#### REQUIRED WORK:
Go through the material line by line and copy each one with the word "topics".
*****
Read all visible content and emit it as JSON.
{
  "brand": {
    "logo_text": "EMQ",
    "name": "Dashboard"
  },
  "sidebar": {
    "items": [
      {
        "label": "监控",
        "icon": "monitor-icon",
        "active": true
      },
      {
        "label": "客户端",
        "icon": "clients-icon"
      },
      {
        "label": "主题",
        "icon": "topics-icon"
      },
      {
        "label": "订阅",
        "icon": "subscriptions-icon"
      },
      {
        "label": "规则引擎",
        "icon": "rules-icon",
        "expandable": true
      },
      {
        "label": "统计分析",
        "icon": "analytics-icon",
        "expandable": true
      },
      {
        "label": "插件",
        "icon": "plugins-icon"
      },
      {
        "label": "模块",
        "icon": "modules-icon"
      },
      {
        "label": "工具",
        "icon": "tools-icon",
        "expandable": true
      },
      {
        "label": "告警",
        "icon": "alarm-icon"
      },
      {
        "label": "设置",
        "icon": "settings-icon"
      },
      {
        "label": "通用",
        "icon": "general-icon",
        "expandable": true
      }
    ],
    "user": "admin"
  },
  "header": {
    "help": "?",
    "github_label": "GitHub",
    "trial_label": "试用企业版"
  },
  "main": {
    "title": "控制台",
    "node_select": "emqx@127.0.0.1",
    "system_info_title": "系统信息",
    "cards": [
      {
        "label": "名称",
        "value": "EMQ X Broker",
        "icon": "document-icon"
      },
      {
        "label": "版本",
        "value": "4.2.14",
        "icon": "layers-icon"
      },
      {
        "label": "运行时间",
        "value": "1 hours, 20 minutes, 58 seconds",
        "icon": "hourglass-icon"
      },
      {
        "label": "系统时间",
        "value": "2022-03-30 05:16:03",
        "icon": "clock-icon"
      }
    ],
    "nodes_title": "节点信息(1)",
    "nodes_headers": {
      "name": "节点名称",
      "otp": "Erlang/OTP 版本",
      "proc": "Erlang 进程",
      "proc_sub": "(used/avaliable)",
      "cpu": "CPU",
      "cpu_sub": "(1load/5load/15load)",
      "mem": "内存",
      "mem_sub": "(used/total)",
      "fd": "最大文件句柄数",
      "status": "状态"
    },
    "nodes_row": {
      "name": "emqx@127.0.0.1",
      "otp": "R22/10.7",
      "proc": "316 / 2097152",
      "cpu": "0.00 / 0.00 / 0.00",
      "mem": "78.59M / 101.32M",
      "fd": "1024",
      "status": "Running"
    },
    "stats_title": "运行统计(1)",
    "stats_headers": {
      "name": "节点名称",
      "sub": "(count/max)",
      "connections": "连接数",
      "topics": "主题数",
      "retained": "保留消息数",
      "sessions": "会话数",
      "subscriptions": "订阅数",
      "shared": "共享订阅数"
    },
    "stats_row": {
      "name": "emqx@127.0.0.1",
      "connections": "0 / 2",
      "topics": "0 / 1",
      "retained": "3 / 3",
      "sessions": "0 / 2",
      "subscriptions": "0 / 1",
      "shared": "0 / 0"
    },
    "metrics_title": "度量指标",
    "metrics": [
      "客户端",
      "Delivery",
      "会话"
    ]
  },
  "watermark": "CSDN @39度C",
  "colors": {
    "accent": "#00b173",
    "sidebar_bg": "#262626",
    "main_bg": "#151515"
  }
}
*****
#### TASK RESULT:
        "icon": "topics-icon"
      "topics": "主题数",
      "topics": "0 / 1",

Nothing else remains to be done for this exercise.